Felipe Esparza - Last Comic Standing
By Kiko Martinez
San Antonio Current contributing writer
After two months taking the stage in front of all of America, 40-year-old comedian Felipe Esparza was named the winner of the seventh season of the hit TV talent show “Last Comic Standing” on Aug. 9. The win included $250,000 and a deal for a sitcom on NBC. Originally from East Los Angeles, Esparza, who is the first Latino to win the title since the series started back in 2003, jumped on the phone with me last week to talk about his victory and how he went from a troubled teenager to a champion comedian.
You looked pretty dumbfounded when you heard your name announced as the winner of Last Comic Standing.
Man, white people haven’t seen that look since O.J. [Simpson] was released.
Have they cut you your check for $250,000 yet?
Not yet, man. They said in 90 days.
Then it’s straight to the bank, right?
Nah, I’m taking it to the check cashing place, dawg. They’re going to charge me $20,000 to cash it.
You’ve been doing stand-up comedy for 16 years now, but how else were you making a living?
I worked at Dodger Stadium cooking hotdogs. When the game was over I would run over to the Comedy Store to go up on stage at midnight.
How do you like your hotdog?
Oh, man, I like them boiled and then grilled. Then I like mine with mayonnaise, tomatoes and onions, and avocado.
Growing up in East L.A. you’ve stated that you used to run with the wrong crowd when you were a kid. Can you expand on that experience and how you were able to escape that lifestyle?
Yeah, I grew up in Boyle Heights, the capital of East L.A. I lived in the housing projects. It was eight blocks of housing projects. When I was a kid there were a lot of gangs. We couldn’t even go outside and play. There were always fights outside and we always heard gunshots. I ran with gangs when I was 13 years old all the way to 20. When I was 20 I was a drug addict. I went to live at a men’s home for a year and a half. When I got out I was sober. I got a job with UPS, but I quit. Then I got the job at Dodger Stadium and was there for a long time.
Your adolescence doesn’t sound like the optimal place for an aspiring comedian to find the humor in everyday life.
All I knew was my neighborhood and I always made everyone laugh. I turned everything into a joke.

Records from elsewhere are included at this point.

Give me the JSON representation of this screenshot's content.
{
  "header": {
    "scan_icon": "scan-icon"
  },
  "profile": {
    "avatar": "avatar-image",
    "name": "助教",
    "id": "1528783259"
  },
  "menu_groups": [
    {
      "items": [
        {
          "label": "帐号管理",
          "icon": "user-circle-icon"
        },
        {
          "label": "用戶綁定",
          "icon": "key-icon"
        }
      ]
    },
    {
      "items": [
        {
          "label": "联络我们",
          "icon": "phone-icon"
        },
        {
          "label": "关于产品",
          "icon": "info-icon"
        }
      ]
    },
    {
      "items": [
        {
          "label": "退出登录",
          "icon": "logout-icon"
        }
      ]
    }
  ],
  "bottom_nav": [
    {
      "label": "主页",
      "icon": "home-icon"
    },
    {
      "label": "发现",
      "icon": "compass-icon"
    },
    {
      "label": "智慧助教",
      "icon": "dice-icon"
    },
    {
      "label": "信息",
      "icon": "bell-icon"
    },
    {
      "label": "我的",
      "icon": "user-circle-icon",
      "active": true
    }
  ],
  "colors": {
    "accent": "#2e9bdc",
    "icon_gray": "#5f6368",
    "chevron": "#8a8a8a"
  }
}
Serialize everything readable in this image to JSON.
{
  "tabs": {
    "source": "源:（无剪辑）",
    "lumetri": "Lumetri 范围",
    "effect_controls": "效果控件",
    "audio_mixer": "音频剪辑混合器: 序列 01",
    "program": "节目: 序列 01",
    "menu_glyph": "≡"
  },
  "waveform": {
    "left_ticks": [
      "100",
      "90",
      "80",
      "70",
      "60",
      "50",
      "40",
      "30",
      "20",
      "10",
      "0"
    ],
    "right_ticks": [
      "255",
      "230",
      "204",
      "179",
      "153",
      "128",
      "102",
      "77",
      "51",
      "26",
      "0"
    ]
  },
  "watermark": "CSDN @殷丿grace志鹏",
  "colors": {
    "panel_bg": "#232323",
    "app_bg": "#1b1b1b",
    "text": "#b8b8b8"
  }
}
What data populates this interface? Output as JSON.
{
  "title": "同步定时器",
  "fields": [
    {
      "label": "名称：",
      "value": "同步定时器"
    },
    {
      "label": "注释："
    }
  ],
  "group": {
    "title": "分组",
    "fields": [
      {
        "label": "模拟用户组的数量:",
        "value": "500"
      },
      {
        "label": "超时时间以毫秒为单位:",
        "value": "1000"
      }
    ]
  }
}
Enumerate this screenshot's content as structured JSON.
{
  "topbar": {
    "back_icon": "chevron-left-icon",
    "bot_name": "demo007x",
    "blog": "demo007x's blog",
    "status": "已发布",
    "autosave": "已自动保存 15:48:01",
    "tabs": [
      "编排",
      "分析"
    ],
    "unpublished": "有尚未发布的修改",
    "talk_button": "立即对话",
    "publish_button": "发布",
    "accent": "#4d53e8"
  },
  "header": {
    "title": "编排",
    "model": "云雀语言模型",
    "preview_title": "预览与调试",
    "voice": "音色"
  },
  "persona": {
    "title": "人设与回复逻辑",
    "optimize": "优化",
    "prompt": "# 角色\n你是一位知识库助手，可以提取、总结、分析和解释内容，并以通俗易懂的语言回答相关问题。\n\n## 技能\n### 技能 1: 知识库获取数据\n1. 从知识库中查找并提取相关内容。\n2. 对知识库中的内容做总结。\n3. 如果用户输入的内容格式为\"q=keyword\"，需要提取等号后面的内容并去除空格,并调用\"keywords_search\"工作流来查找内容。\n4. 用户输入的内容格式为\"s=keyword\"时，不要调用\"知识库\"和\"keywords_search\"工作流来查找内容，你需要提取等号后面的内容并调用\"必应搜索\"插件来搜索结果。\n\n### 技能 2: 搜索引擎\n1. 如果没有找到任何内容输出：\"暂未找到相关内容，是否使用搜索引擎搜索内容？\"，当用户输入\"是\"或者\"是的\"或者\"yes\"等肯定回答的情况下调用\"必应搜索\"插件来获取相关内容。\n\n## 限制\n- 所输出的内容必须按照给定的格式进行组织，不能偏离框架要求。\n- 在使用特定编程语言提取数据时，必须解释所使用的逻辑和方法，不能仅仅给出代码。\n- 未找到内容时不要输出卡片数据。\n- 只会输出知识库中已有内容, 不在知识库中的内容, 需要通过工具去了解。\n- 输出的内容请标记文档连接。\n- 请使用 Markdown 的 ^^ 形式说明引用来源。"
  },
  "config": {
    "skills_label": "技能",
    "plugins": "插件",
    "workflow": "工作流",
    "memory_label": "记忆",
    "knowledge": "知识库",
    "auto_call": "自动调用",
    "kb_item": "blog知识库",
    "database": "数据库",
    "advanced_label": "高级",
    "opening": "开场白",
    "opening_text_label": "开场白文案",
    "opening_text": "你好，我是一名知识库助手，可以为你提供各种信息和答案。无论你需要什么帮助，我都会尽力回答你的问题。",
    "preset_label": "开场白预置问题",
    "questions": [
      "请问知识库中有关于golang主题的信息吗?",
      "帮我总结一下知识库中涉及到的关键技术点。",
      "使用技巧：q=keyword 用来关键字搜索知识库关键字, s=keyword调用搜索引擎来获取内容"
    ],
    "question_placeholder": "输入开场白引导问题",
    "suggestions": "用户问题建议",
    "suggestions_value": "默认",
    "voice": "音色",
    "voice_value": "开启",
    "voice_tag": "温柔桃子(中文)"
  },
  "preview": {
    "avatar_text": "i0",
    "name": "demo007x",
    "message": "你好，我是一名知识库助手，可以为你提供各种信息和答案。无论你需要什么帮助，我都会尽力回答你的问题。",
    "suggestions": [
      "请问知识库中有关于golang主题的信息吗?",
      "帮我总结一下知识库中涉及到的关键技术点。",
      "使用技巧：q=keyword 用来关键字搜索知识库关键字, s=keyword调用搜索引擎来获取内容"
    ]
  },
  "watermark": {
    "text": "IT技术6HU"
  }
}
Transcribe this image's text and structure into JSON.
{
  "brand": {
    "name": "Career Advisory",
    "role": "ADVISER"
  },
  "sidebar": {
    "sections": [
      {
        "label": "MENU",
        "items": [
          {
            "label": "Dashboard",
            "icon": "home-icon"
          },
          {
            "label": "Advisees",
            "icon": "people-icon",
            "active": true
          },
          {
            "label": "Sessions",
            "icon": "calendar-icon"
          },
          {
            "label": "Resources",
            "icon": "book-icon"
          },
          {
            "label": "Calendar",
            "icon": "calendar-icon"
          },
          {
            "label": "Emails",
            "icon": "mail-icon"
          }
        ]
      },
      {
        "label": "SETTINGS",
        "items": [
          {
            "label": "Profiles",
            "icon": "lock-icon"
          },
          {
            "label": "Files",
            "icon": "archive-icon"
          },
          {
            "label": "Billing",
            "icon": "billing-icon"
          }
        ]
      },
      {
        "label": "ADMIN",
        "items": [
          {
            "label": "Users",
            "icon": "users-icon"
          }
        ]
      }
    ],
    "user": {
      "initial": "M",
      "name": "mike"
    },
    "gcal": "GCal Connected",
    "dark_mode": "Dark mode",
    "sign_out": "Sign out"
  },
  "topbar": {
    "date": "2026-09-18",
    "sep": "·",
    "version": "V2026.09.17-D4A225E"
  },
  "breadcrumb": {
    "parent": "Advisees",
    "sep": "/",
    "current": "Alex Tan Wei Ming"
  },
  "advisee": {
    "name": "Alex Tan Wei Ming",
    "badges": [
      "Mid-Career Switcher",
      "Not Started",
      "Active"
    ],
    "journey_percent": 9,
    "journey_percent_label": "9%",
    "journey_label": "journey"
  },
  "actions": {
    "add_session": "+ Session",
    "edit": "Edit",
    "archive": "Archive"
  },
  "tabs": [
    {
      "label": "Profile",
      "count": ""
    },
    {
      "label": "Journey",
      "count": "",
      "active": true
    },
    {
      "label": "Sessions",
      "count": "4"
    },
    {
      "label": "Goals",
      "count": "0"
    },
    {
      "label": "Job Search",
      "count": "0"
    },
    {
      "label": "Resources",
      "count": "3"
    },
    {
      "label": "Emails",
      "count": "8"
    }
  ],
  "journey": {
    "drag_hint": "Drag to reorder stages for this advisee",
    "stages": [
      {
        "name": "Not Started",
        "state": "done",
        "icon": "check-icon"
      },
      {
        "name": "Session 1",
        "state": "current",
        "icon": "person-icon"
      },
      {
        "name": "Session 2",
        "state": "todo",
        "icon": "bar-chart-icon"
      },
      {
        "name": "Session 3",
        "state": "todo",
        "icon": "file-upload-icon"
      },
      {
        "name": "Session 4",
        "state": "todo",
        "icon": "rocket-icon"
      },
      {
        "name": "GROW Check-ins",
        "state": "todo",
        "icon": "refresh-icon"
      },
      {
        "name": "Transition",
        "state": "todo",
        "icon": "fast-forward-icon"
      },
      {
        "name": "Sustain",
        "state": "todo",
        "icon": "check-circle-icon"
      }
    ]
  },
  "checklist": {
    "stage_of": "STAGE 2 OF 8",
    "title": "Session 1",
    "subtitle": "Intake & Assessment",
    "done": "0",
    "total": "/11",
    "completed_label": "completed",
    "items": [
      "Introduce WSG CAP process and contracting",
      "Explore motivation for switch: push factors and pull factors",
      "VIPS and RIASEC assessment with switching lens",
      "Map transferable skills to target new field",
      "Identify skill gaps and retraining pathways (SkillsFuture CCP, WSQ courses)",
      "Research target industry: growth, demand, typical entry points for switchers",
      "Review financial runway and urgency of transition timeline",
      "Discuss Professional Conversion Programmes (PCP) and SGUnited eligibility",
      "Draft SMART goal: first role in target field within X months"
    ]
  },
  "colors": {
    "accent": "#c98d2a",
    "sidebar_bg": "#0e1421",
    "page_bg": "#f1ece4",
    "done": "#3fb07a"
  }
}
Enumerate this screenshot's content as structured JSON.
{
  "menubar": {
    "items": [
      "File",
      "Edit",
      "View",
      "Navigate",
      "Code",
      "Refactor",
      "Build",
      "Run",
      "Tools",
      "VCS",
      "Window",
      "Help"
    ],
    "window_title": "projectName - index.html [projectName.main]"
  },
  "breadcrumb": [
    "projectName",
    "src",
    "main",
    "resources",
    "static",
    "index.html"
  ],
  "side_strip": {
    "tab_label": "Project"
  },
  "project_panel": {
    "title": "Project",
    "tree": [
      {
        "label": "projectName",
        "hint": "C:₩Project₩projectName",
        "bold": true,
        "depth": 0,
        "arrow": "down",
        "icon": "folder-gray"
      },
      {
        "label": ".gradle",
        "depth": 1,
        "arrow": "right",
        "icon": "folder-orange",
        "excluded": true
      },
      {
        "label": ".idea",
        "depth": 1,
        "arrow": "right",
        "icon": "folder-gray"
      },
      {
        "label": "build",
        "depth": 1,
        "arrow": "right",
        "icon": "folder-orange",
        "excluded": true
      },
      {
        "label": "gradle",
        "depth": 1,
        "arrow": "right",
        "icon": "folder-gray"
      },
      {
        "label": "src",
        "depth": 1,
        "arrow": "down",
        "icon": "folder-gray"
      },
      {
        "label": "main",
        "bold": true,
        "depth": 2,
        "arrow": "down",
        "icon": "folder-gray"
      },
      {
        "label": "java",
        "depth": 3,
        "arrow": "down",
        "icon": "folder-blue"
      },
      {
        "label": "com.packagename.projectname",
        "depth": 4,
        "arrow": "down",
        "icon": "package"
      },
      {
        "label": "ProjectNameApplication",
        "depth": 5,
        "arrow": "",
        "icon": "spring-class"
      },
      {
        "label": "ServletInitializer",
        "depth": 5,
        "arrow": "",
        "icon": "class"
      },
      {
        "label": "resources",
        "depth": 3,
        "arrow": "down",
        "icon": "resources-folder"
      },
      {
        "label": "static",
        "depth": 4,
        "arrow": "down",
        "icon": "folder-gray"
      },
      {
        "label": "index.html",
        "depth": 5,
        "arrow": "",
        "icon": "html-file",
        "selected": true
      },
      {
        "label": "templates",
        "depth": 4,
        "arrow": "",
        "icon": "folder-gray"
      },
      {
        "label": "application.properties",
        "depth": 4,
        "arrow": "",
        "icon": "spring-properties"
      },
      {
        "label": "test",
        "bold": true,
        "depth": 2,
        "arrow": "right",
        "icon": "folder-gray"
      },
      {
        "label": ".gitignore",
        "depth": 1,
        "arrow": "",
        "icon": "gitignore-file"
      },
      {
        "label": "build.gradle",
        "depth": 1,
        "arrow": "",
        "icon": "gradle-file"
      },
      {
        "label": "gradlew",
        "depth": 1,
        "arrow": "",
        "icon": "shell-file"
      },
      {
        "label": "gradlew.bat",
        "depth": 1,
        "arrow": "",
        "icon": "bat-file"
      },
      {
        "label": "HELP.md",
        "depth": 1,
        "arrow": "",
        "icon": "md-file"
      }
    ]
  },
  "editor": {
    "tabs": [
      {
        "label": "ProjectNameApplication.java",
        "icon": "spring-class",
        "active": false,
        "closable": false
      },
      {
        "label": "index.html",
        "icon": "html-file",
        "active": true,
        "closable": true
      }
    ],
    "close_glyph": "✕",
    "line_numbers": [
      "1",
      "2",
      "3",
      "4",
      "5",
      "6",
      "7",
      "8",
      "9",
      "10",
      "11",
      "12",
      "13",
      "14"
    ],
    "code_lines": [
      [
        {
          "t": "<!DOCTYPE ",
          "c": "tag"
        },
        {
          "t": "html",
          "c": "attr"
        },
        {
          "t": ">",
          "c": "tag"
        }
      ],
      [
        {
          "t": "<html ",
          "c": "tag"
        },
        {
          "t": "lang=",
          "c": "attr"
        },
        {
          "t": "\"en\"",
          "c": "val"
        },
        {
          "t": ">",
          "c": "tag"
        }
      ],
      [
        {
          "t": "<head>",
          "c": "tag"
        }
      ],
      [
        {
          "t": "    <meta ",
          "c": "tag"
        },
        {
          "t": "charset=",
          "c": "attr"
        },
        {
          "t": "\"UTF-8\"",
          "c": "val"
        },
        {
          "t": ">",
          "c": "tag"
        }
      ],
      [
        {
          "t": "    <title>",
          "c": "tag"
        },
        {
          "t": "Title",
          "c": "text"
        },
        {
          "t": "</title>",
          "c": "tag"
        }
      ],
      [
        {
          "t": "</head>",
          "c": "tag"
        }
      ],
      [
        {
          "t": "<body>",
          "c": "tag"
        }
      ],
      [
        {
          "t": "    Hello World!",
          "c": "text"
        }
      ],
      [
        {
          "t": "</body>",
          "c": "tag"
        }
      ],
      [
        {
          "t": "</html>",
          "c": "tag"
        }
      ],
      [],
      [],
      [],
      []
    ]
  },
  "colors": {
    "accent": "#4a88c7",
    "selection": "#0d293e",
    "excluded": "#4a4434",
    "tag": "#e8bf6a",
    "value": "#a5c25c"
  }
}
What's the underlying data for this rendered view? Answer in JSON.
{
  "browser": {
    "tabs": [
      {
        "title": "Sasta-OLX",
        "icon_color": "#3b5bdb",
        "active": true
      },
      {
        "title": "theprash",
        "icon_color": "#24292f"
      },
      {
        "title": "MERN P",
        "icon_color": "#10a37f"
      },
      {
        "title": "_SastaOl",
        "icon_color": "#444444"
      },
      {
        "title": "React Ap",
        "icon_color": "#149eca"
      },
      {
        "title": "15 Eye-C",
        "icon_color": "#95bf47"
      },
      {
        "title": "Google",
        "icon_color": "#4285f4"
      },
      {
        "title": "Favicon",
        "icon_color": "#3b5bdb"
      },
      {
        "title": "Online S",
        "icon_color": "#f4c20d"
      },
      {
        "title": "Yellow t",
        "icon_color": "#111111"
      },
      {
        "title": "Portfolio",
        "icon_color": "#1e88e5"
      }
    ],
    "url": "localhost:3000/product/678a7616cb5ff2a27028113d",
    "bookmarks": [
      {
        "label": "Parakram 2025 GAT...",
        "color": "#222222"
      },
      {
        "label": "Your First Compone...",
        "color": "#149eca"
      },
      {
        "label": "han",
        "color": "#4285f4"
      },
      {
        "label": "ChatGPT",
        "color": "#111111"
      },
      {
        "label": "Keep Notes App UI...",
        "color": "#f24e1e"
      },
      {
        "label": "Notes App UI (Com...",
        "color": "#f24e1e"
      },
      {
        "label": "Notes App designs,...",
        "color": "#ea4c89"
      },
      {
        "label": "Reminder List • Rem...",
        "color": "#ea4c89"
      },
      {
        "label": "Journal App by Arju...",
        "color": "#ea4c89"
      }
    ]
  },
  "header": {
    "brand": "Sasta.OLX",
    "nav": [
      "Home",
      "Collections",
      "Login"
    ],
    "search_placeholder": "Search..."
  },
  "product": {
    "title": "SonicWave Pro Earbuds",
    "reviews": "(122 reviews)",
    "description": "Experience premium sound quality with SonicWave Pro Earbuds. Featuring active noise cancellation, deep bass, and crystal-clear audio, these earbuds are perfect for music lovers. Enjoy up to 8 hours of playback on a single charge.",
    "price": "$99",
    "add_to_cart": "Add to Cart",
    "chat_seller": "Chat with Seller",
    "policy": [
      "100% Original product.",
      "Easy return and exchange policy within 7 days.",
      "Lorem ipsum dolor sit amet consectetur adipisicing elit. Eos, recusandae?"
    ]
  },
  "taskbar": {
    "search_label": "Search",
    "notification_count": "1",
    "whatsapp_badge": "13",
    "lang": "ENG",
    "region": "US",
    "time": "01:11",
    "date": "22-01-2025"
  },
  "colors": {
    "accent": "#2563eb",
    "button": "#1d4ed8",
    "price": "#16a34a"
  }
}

I said this joke on Last Comic Standing: "I grew up in a gated community. The windows were gated. The back door was gated. The front door was gated.” It was a fortress.
How does it feel to be the first Latino to win Last Comic Standing?
Oh, man, it was the best to win but after I won I thought, “Oh, man, I’m also Latino, too!” So, after I realized I was Latino, it made the winning even better. I beat them not just as a comedian, but a Latino comedian. I should get two awards.
Too bad you don’t get another $250,000 for being Latino.
If that were to happen they’d probably give it to me in payments or they would have given me an IOU.
How do you feel when people throw all Latino comedians in the same category?
People do throw us in the same category, but after I won, not anymore. Before, they would just say, “Oh, he’s a Latino comedian. He tells Latino jokes. His comedy is just ethnic humor.” Not this time baby. This time a real motherfucker won.
So, how do you feel about Latino comedians that base their jokes only on race?
I say good for them. It opened doors for us. Paul Rodriguez opened doors for George Lopez. George Lopez opened those doors for Carlos Mencia. Carlos Mencia closed the doors. Then I got here and reopened them!
Not too many comedians think too highly of Carlos, huh?
Nah, because they consider him a joke stealer, that’s why. And good for him. Carlos kicked everybody’s ass and he did it his way. That guy is a millionaire. Leave him alone.
What if he steals one of your jokes?
Oh, man, believe me, there would be a hit on him. A lot of inmates in Chino prison have cell phones and voted for me. If Carlos Mencia or any of his family members get locked up, they’re going after them.